Besides being the most popular bedding plant, geraniums are tough little plants. They can take the heat of summer and the drought-inducing conditions growing in a container. Many gardeners like to keep their geraniums from year to year to provide blooming plants indoors as well as to save money buying more plants next year.
Just like growing geraniums outdoors, overwintering them is not hard. There are several different ways you can save your geraniums.
Bring the pot indoors
If your geraniums are in a container, you can just bring the container inside to the brightest location in the house. Outdoor plants often go in shock when brought inside; the summer sun is totally different from the light inside. The drastic change can cause plants to drop foliage.
So, consider which plants you want to save and then in about two weeks before bringing them indoors, move plants to a part-shade spot. This way they can start adapting to the light changes. The plants may still lose leaves and you won’t see the abundance of flowers indoors, but new growth will begin to appear eventually.
Look them over carefully before bringing them inside to be sure there are no insect infestations; always select your best plants to bring inside.
Once the plants are ready to be brought inside, cut back the tops of the plants to about six inches in height and place in a sunny window. Reduce watering and only water if the soil is dry to the touch about two inches down in the container.
Using a cardboard box
Dig up your geraniums (or remove them from a pot) before a hard freeze and shake the soil from the roots. You don’t have to get rid of all the soil, just any loose soil. Set the plants in the sun to dry for a few days. This will remove any excess moisture from the plants which can cause rot once in storage. It’s expected that the foliage will fall off and what’s left might not look very good.

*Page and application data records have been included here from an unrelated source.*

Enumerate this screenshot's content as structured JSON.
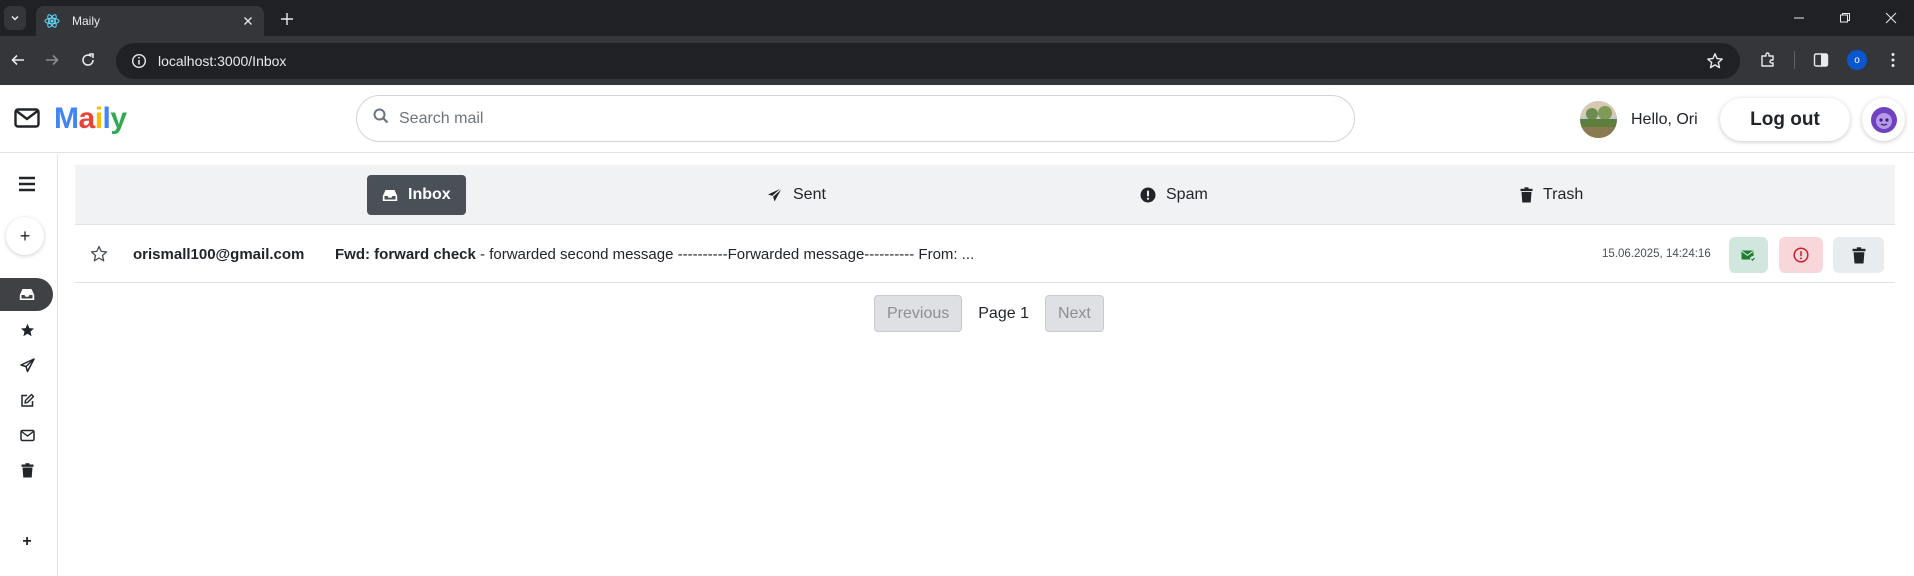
{
  "browser": {
    "tab_title": "Maily",
    "url": "localhost:3000/Inbox",
    "profile_initial": "o"
  },
  "header": {
    "logo_letters": [
      "M",
      "a",
      "i",
      "l",
      "y"
    ],
    "search_placeholder": "Search mail",
    "greeting": "Hello, Ori",
    "logout_label": "Log out"
  },
  "sidebar": {
    "compose_label": "+",
    "add_label": "+",
    "items": [
      "menu-icon",
      "compose-icon",
      "inbox-icon",
      "starred-icon",
      "sent-icon",
      "drafts-icon",
      "all-mail-icon",
      "trash-icon",
      "add-label-icon"
    ]
  },
  "folders": [
    {
      "label": "Inbox",
      "icon": "inbox-icon",
      "active": true
    },
    {
      "label": "Sent",
      "icon": "paper-plane-icon",
      "active": false
    },
    {
      "label": "Spam",
      "icon": "exclamation-circle-icon",
      "active": false
    },
    {
      "label": "Trash",
      "icon": "trash-icon",
      "active": false
    }
  ],
  "mails": [
    {
      "sender": "orismall100@gmail.com",
      "subject": "Fwd: forward check",
      "snippet": " - forwarded second message ----------Forwarded message---------- From: ...",
      "timestamp": "15.06.2025, 14:24:16",
      "starred": false
    }
  ],
  "pagination": {
    "previous_label": "Previous",
    "page_label": "Page 1",
    "next_label": "Next"
  },
  "colors": {
    "active_folder": "#495057",
    "read_button": "#d1e7dd",
    "spam_button": "#f8d7da",
    "trash_button": "#e9ecef"
  }
}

Place the geraniums in a cardboard box upside down. It’s not known why putting them upside down works, but it does increase the chances of survival.
Keep the box in a cool, dry place (a place that doesn’t freeze) and check on them monthly. Throw away any additional fallen leaves and any shriveled stems. If you see black or mildew-looking tips, cut those off and discard them. Six to eight weeks before the average last frost date in the spring, it’s time to get the plants out of the box and plant them.

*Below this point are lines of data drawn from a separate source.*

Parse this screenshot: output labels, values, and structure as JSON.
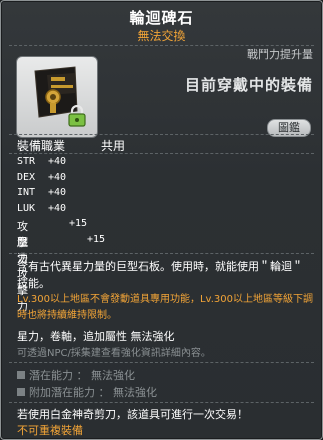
{
  "item": {
    "name": "輪迴碑石",
    "trade": "無法交換"
  },
  "compare": {
    "power_label": "戰鬥力提升量",
    "equipped_text": "目前穿戴中的裝備",
    "guide_button": "圖鑑"
  },
  "job": {
    "label": "裝備職業",
    "value": "共用"
  },
  "stats": [
    {
      "key": "STR",
      "value": "+40"
    },
    {
      "key": "DEX",
      "value": "+40"
    },
    {
      "key": "INT",
      "value": "+40"
    },
    {
      "key": "LUK",
      "value": "+40"
    },
    {
      "key": "攻擊力",
      "value": "+15"
    },
    {
      "key": "魔法攻擊力",
      "value": "+15"
    }
  ],
  "description": "含有古代異星力量的巨型石板。使用時，就能使用＂輪迴＂技能。",
  "warning": "Lv.300以上地區不會發動道具專用功能，Lv.300以上地區等級下調時也將持續維持限制。",
  "properties": "星力，卷軸，追加屬性 無法強化",
  "hint": "可透過NPC/採集建查看強化資訊詳細內容。",
  "potential": {
    "potential_line": "潛在能力 ： 無法強化",
    "additional_line": "附加潛在能力 ： 無法強化"
  },
  "footer": {
    "scissors": "若使用白金神奇剪刀，該道具可進行一次交易！",
    "no_duplicate": "不可重複裝備"
  },
  "colors": {
    "accent_orange": "#f2a437",
    "muted_gray": "#8a9093",
    "lock_green": "#7bc043"
  },
  "icons": [
    "lock-icon",
    "samsara-stone-icon"
  ]
}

First, cut the stems back to where you see healthy green color inside. Pot each cutting into a light potting mix so at least two leaf nodes are below the soil line which is where new roots will develop. In one to two weeks, you’ll see new growth. Water cautiously during this time; only when the soil is dry one to two inches down in the soil. In four to six weeks, your geraniums will start to look like small plants. You can transplant outside in the garden or repot them to enjoy another year.
Taking cuttings now

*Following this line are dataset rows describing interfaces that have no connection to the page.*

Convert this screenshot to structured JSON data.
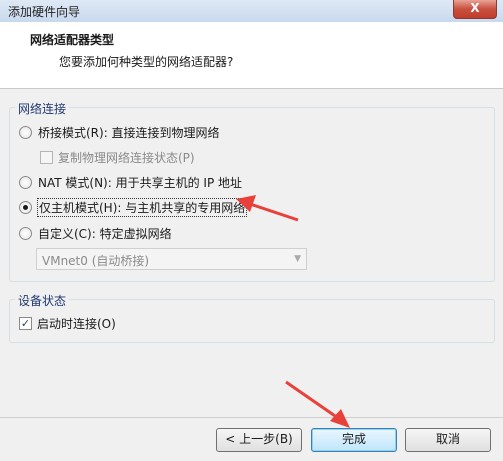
{
  "window": {
    "title": "添加硬件向导",
    "close_label": "X"
  },
  "header": {
    "title": "网络适配器类型",
    "subtitle": "您要添加何种类型的网络适配器?"
  },
  "network_group": {
    "legend": "网络连接",
    "bridged_label": "桥接模式(R): 直接连接到物理网络",
    "replicate_label": "复制物理网络连接状态(P)",
    "nat_label": "NAT 模式(N): 用于共享主机的 IP 地址",
    "hostonly_label": "仅主机模式(H): 与主机共享的专用网络",
    "custom_label": "自定义(C): 特定虚拟网络",
    "custom_select_value": "VMnet0 (自动桥接)",
    "selected": "hostonly"
  },
  "device_group": {
    "legend": "设备状态",
    "connect_at_poweron_label": "启动时连接(O)",
    "connect_at_poweron_checked": true
  },
  "buttons": {
    "back": "< 上一步(B)",
    "finish": "完成",
    "cancel": "取消"
  },
  "annotation_color": "#e8403a"
}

Removing cuttings from existing plants is another method to save geraniums. Prior to the first frost, take cuttings that are about three to four inches long from the tip of the parent plant. Strip off the lower leaves to allow for sticking the cutting into a rooting hormone powder. Rooting hormone powder is readily available in retail outlets in the home and garden section.
Before placing the cuttings in pots, dip the tip of the cutting into the powder to help speed up the rooting process. Use a light potting mix to place the cuttings in pots. Water well (watering from the bottom is better to not disturb the cutting) and place the pots in a well-lit area of the house. If you don’t care if they flower and you’re just maintaining the cuttings for next year, even a heated basement window will work.
It will take about three to four weeks before the cuttings develop roots of their own; you’ll know the cuttings are rooted if you gently pull on the cutting and you feel some resistance.
You may want to try one method or a combination in case some don’t make it through the winter months. There’s nothing like watching plants grow indoors during the gloomy winter months. Geraniums are easy to save and a fun project to continue your gardening hobby. Why not try it this year? For more information on gardening, don’t forget to visit our website at cceoneida.com
Are you interested in learning more about gardening, while enjoying shared tips, tricks, and comradery with other gardeners? Consider participating in the master gardener volunteer training in 2022! Come and visit the Extension Parker F. Scripture Botanical Gardens an educational component of the Oneida County Master Gardener Volunteer. For more information call us or visit, http://cceoneida.com/ phone 315-736-3394, Ext 100. Be sure to like us on Facebook (www.facebook.com/cceoneida) and check out our YouTube channel by hitting the icon at the bottom of our web page.